Doug Ritter and his Arizona-based advocacy group Knife Rights has used tactics borrowed from the National Rifle Association to rack up legislative victories across the nation. Many changes have escaped notice amid the nation’s focus on guns, the Washington Post reports. Ritter, 65, says knives, like guns, should be considered arms protected by the Second Amendment. He doesn’t support any restriction on knives, not on switchblades or push daggers or even the ballistic knives that shoot like spears from a handle. Twenty-one states have repealed or weakened their knife laws since 2010, many with bipartisan support, including Colorado, Michigan and Illinois. Ohio could be next. Texas passed its bill last year despite a high-profile stabbing death before lawmakers voted. Knife Rights, with little financial backing, has been working behind the scenes to help make it happen. “A lot of people said it would be impossible to repeal a switchblade law in any state. Insane. Tilting at windmills,” Ritter said. “Turns out they were wrong.”
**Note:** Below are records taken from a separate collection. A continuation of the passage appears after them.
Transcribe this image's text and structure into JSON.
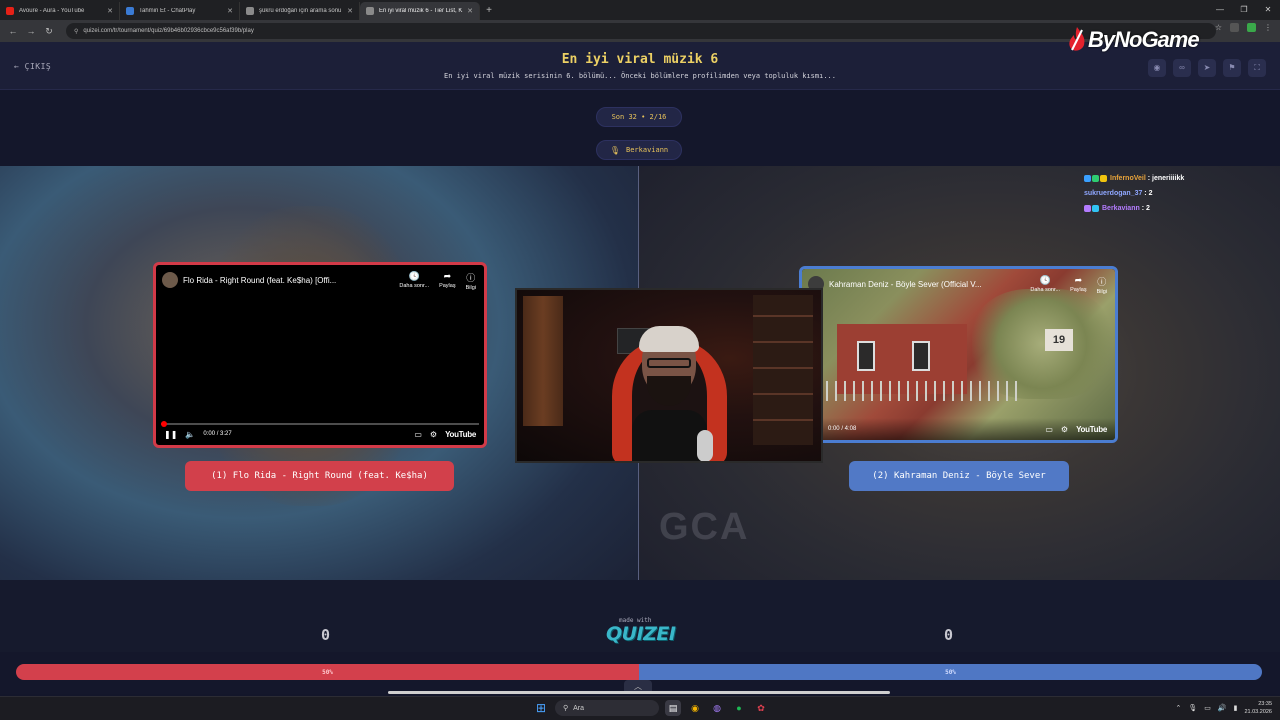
{
  "browser": {
    "tabs": [
      {
        "title": "Avoure - Aura - YouTube",
        "color": "#e62117"
      },
      {
        "title": "Tahmin Et - ChatPlay",
        "color": "#3a7bd5"
      },
      {
        "title": "şükrü erdoğan için arama sonu",
        "color": "#8a8a8a"
      },
      {
        "title": "En iyi viral müzik 6 - Tier List, K",
        "color": "#8a8a8a"
      }
    ],
    "url": "quizei.com/tr/tournament/quiz/69b46b02936cbce9c56af39b/play"
  },
  "header": {
    "exit_label": "ÇIKIŞ",
    "title": "En iyi viral müzik 6",
    "subtitle": "En iyi viral müzik serisinin 6. bölümü... Önceki bölümlere profilimden veya topluluk kısmı..."
  },
  "overlay": {
    "brand": "ByNoGame"
  },
  "round": {
    "label": "Son 32 • 2/16",
    "user": "Berkaviann"
  },
  "left": {
    "video_title": "Flo Rida - Right Round (feat. Ke$ha) [Offi...",
    "time": "0:00 / 3:27",
    "choice": "(1) Flo Rida - Right Round (feat. Ke$ha)",
    "score": "0",
    "percent_label": "50%",
    "percent": 50
  },
  "right": {
    "video_title": "Kahraman Deniz - Böyle Sever (Official V...",
    "time": "0:00 / 4:08",
    "choice": "(2) Kahraman Deniz - Böyle Sever",
    "score": "0",
    "percent_label": "50%",
    "percent": 50,
    "thumb_number": "19"
  },
  "video_controls": {
    "later": "Daha sonr...",
    "share": "Paylaş",
    "info": "Bilgi",
    "youtube": "YouTube"
  },
  "chat": [
    {
      "name": "InfernoVeil",
      "msg": "jeneriiiikk",
      "color": "#e8a33a"
    },
    {
      "name": "sukruerdogan_37",
      "msg": "2",
      "color": "#8fa7ff"
    },
    {
      "name": "Berkaviann",
      "msg": "2",
      "color": "#b47cff"
    }
  ],
  "footer": {
    "made_with": "made with",
    "logo": "QUIZEI"
  },
  "taskbar": {
    "search": "Ara",
    "time": "23:35",
    "date": "21.03.2026"
  }
}
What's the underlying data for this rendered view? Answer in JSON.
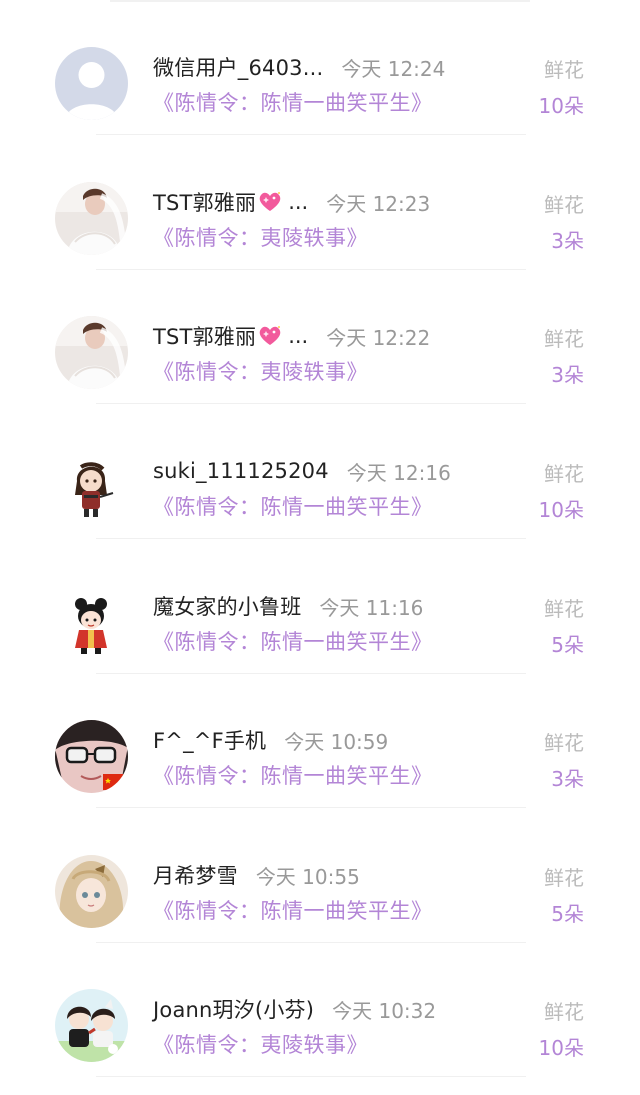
{
  "records": [
    {
      "avatar_icon": "default-user-avatar-icon",
      "username": "微信用户_6403...",
      "emoji": "",
      "time": "今天 12:24",
      "book": "《陈情令：陈情一曲笑平生》",
      "gift_label": "鲜花",
      "gift_count": "10朵"
    },
    {
      "avatar_icon": "bride-photo-avatar-icon",
      "username": "TST郭雅丽",
      "emoji": "sparkling-heart-icon",
      "ellipsis": "...",
      "time": "今天 12:23",
      "book": "《陈情令：夷陵轶事》",
      "gift_label": "鲜花",
      "gift_count": "3朵"
    },
    {
      "avatar_icon": "bride-photo-avatar-icon",
      "username": "TST郭雅丽",
      "emoji": "sparkling-heart-icon",
      "ellipsis": "...",
      "time": "今天 12:22",
      "book": "《陈情令：夷陵轶事》",
      "gift_label": "鲜花",
      "gift_count": "3朵"
    },
    {
      "avatar_icon": "chibi-character-avatar-icon",
      "username": "suki_111125204",
      "emoji": "",
      "time": "今天 12:16",
      "book": "《陈情令：陈情一曲笑平生》",
      "gift_label": "鲜花",
      "gift_count": "10朵"
    },
    {
      "avatar_icon": "chibi-girl-red-avatar-icon",
      "username": "魔女家的小鲁班",
      "emoji": "",
      "time": "今天 11:16",
      "book": "《陈情令：陈情一曲笑平生》",
      "gift_label": "鲜花",
      "gift_count": "5朵"
    },
    {
      "avatar_icon": "girl-glasses-avatar-icon",
      "username": "F^_^F手机",
      "emoji": "",
      "time": "今天 10:59",
      "book": "《陈情令：陈情一曲笑平生》",
      "gift_label": "鲜花",
      "gift_count": "3朵"
    },
    {
      "avatar_icon": "anime-girl-avatar-icon",
      "username": "月希梦雪",
      "emoji": "",
      "time": "今天 10:55",
      "book": "《陈情令：陈情一曲笑平生》",
      "gift_label": "鲜花",
      "gift_count": "5朵"
    },
    {
      "avatar_icon": "anime-duo-avatar-icon",
      "username": "Joann玥汐(小芬)",
      "emoji": "",
      "time": "今天 10:32",
      "book": "《陈情令：夷陵轶事》",
      "gift_label": "鲜花",
      "gift_count": "10朵"
    }
  ],
  "colors": {
    "accent_purple": "#b385d6",
    "name_text": "#222222",
    "time_text": "#999999",
    "label_gray": "#bbbbbb",
    "divider": "#f0f0f0"
  }
}
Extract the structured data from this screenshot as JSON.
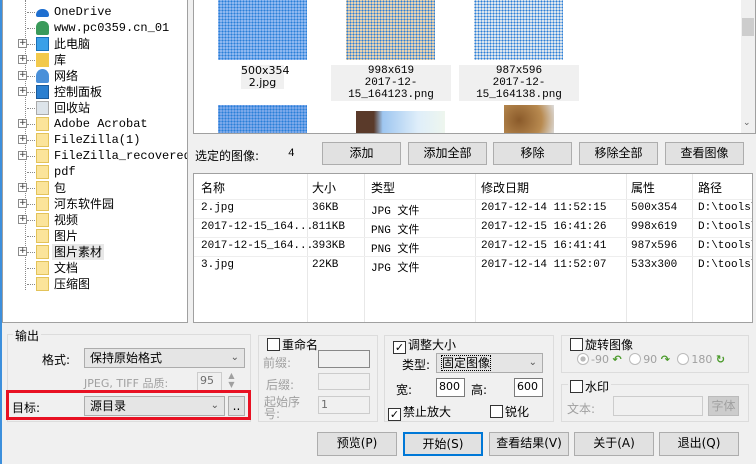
{
  "tree": [
    {
      "label": "OneDrive",
      "expandable": false,
      "icon": "onedrive-icon"
    },
    {
      "label": "www.pc0359.cn_01",
      "expandable": false,
      "icon": "user-icon"
    },
    {
      "label": "此电脑",
      "expandable": true,
      "icon": "computer-icon"
    },
    {
      "label": "库",
      "expandable": true,
      "icon": "library-icon"
    },
    {
      "label": "网络",
      "expandable": true,
      "icon": "network-icon"
    },
    {
      "label": "控制面板",
      "expandable": true,
      "icon": "control-panel-icon"
    },
    {
      "label": "回收站",
      "expandable": false,
      "icon": "recycle-bin-icon"
    },
    {
      "label": "Adobe Acrobat",
      "expandable": true,
      "icon": "folder-icon"
    },
    {
      "label": "FileZilla(1)",
      "expandable": true,
      "icon": "folder-icon"
    },
    {
      "label": "FileZilla_recovered",
      "expandable": true,
      "icon": "folder-icon"
    },
    {
      "label": "pdf",
      "expandable": false,
      "icon": "folder-icon"
    },
    {
      "label": "包",
      "expandable": true,
      "icon": "folder-icon"
    },
    {
      "label": "河东软件园",
      "expandable": true,
      "icon": "folder-icon"
    },
    {
      "label": "视频",
      "expandable": true,
      "icon": "folder-icon"
    },
    {
      "label": "图片",
      "expandable": false,
      "icon": "folder-icon"
    },
    {
      "label": "图片素材",
      "expandable": true,
      "icon": "folder-icon",
      "selected": true
    },
    {
      "label": "文档",
      "expandable": false,
      "icon": "folder-icon"
    },
    {
      "label": "压缩图",
      "expandable": false,
      "icon": "folder-icon"
    }
  ],
  "thumbnails": [
    {
      "size": "500x354",
      "name": "2.jpg"
    },
    {
      "size": "998x619",
      "name": "2017-12-15_164123.png"
    },
    {
      "size": "987x596",
      "name": "2017-12-15_164138.png"
    }
  ],
  "selection": {
    "label": "选定的图像:",
    "count": "4"
  },
  "actions": {
    "add": "添加",
    "add_all": "添加全部",
    "remove": "移除",
    "remove_all": "移除全部",
    "view": "查看图像"
  },
  "list": {
    "headers": [
      "名称",
      "大小",
      "类型",
      "修改日期",
      "属性",
      "路径"
    ],
    "rows": [
      [
        "2.jpg",
        "36KB",
        "JPG 文件",
        "2017-12-14 11:52:15",
        "500x354",
        "D:\\tools\\"
      ],
      [
        "2017-12-15_164...",
        "811KB",
        "PNG 文件",
        "2017-12-15 16:41:26",
        "998x619",
        "D:\\tools\\"
      ],
      [
        "2017-12-15_164...",
        "393KB",
        "PNG 文件",
        "2017-12-15 16:41:41",
        "987x596",
        "D:\\tools\\"
      ],
      [
        "3.jpg",
        "22KB",
        "JPG 文件",
        "2017-12-14 11:52:07",
        "533x300",
        "D:\\tools\\"
      ]
    ]
  },
  "output": {
    "title": "输出",
    "format_label": "格式:",
    "format_value": "保持原始格式",
    "quality_label": "JPEG, TIFF 品质:",
    "quality_value": "95",
    "target_label": "目标:",
    "target_value": "源目录",
    "browse": ".."
  },
  "rename": {
    "title": "重命名",
    "prefix": "前缀:",
    "suffix": "后缀:",
    "start": "起始序号:",
    "start_value": "1"
  },
  "resize": {
    "title": "调整大小",
    "type_label": "类型:",
    "type_value": "固定图像",
    "width_label": "宽:",
    "width_value": "800",
    "height_label": "高:",
    "height_value": "600",
    "no_enlarge": "禁止放大",
    "sharpen": "锐化"
  },
  "rotate": {
    "title": "旋转图像",
    "opts": [
      "-90",
      "90",
      "180"
    ]
  },
  "watermark": {
    "title": "水印",
    "text_label": "文本:",
    "font_btn": "字体"
  },
  "footer": {
    "preview": "预览(P)",
    "start": "开始(S)",
    "results": "查看结果(V)",
    "about": "关于(A)",
    "exit": "退出(Q)"
  },
  "colors": {
    "highlight": "#e81123",
    "accent": "#0078d7"
  }
}
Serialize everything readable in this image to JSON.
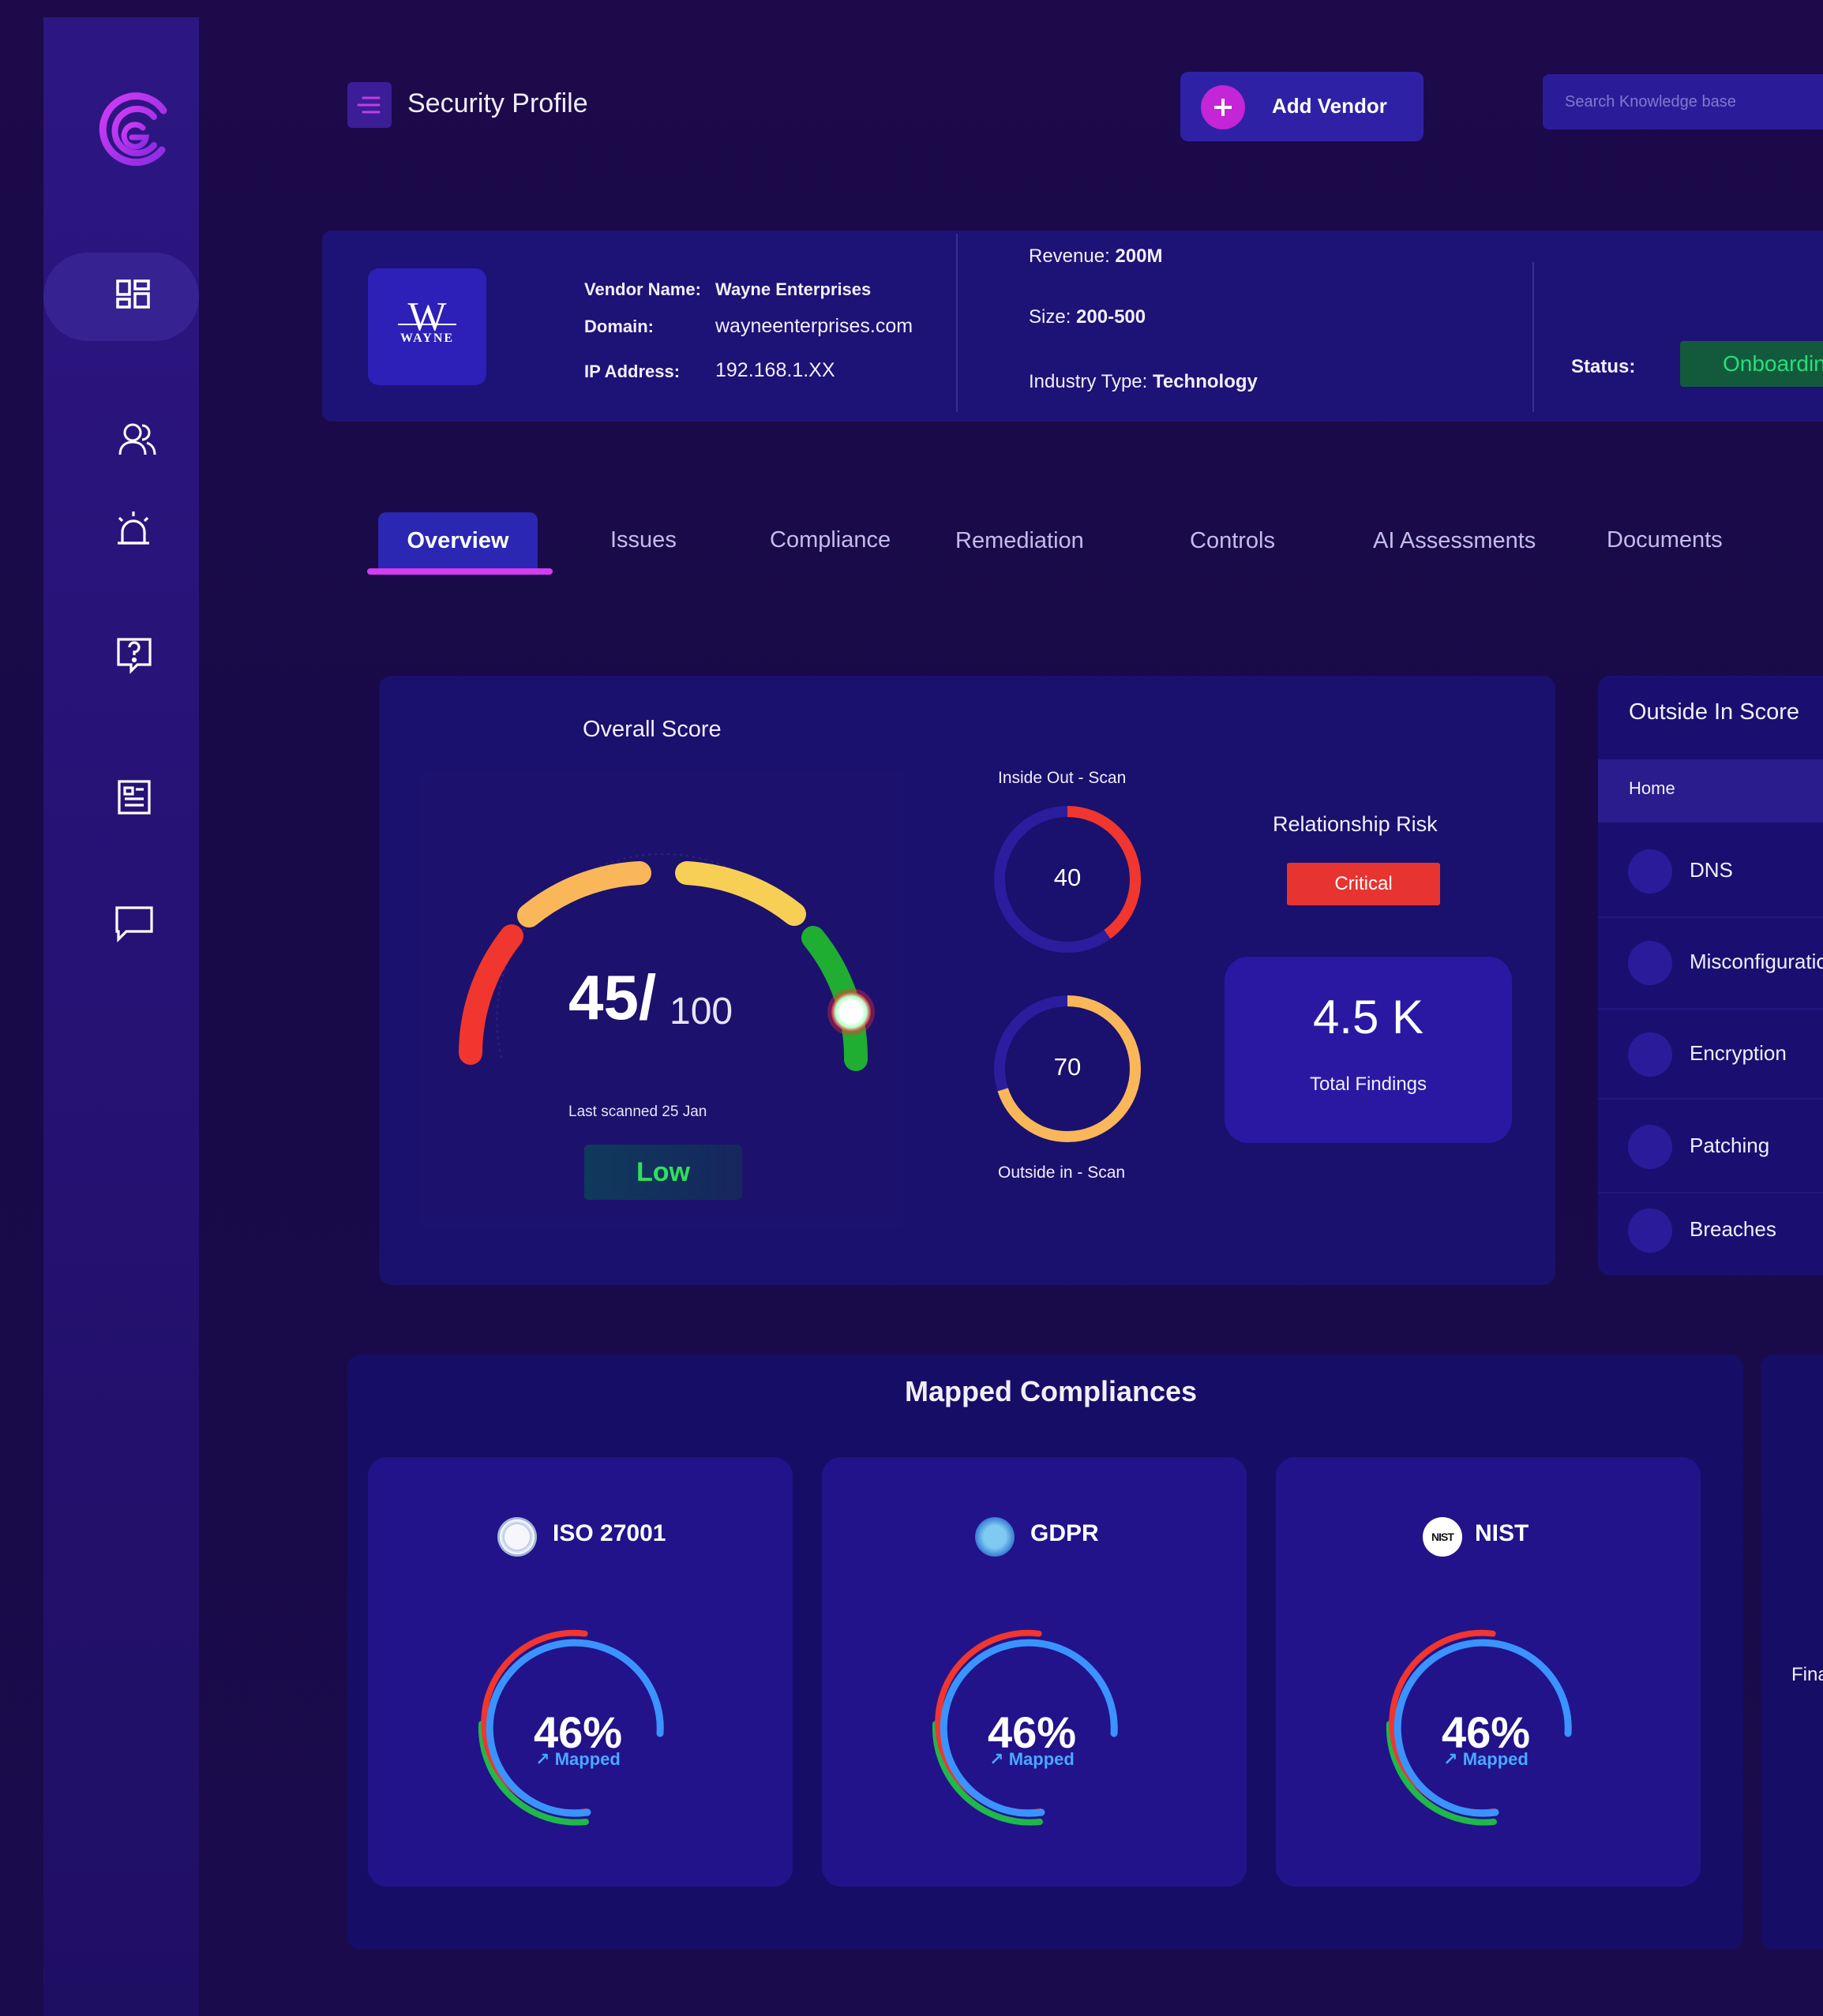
{
  "app": {
    "title": "Security Profile",
    "add_vendor_label": "Add Vendor",
    "search_placeholder": "Search Knowledge base"
  },
  "sidebar": {
    "items": [
      {
        "icon": "dashboard-icon",
        "active": true
      },
      {
        "icon": "users-icon"
      },
      {
        "icon": "alarm-icon"
      },
      {
        "icon": "help-icon"
      },
      {
        "icon": "document-icon"
      },
      {
        "icon": "chat-icon"
      }
    ]
  },
  "vendor": {
    "logo_text": "W",
    "logo_sub": "WAYNE",
    "name_label": "Vendor Name:",
    "name": "Wayne Enterprises",
    "domain_label": "Domain:",
    "domain": "wayneenterprises.com",
    "ip_label": "IP Address:",
    "ip": "192.168.1.XX",
    "revenue_label": "Revenue:",
    "revenue": "200M",
    "size_label": "Size:",
    "size": "200-500",
    "industry_label": "Industry Type:",
    "industry": "Technology",
    "status_label": "Status:",
    "status": "Onboarding"
  },
  "tabs": [
    "Overview",
    "Issues",
    "Compliance",
    "Remediation",
    "Controls",
    "AI Assessments",
    "Documents"
  ],
  "active_tab": "Overview",
  "overall": {
    "title": "Overall Score",
    "score": "45/",
    "max": "100",
    "score_value": 45,
    "last_scanned": "Last scanned 25 Jan",
    "level": "Low"
  },
  "scans": {
    "inside_label": "Inside Out - Scan",
    "inside_value": "40",
    "outside_label": "Outside in - Scan",
    "outside_value": "70",
    "inside_fraction": 0.4,
    "outside_fraction": 0.7
  },
  "relationship": {
    "title": "Relationship Risk",
    "level": "Critical",
    "findings_value": "4.5 K",
    "findings_label": "Total Findings"
  },
  "outside_in": {
    "title": "Outside In Score",
    "home": "Home",
    "items": [
      "DNS",
      "Misconfiguration",
      "Encryption",
      "Patching",
      "Breaches"
    ]
  },
  "compliances": {
    "title": "Mapped Compliances",
    "cards": [
      {
        "name": "ISO 27001",
        "percent": "46%",
        "mapped": "Mapped",
        "icon": "iso-badge-icon"
      },
      {
        "name": "GDPR",
        "percent": "46%",
        "mapped": "Mapped",
        "icon": "gdpr-badge-icon"
      },
      {
        "name": "NIST",
        "percent": "46%",
        "mapped": "Mapped",
        "icon": "nist-badge-icon",
        "icon_text": "NIST"
      }
    ],
    "side_label": "Fina"
  },
  "colors": {
    "accent": "#c425d6",
    "critical": "#e73431",
    "low": "#2fe05c",
    "status": "#25e07a"
  }
}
The success of Knife Rights comes as calls for weapons bans have intensified after mass shootings. Guns are by far the leading cause of homicides. Knives are No. 2, making up 11 percent of killings in 2016 and a growing number of violent crimes. Knives have escaped comparable scrutiny. The FBI records about 1,600 knife slayings a year, a number dwarfed by the 7,100 handgun killings. There are mass stabbings, too, but they get less attention. Little is known about knife violence in the United States. No national statistics track the kind of knife used in crimes. Knife Rights is going after its biggest legislative target: overturning the 1958 Federal Switchblade Act, which bans the interstate shipment or importation of knives that open at the push of a button. It’s a long shot, but Ritter met this month with lawmakers on Capitol Hill.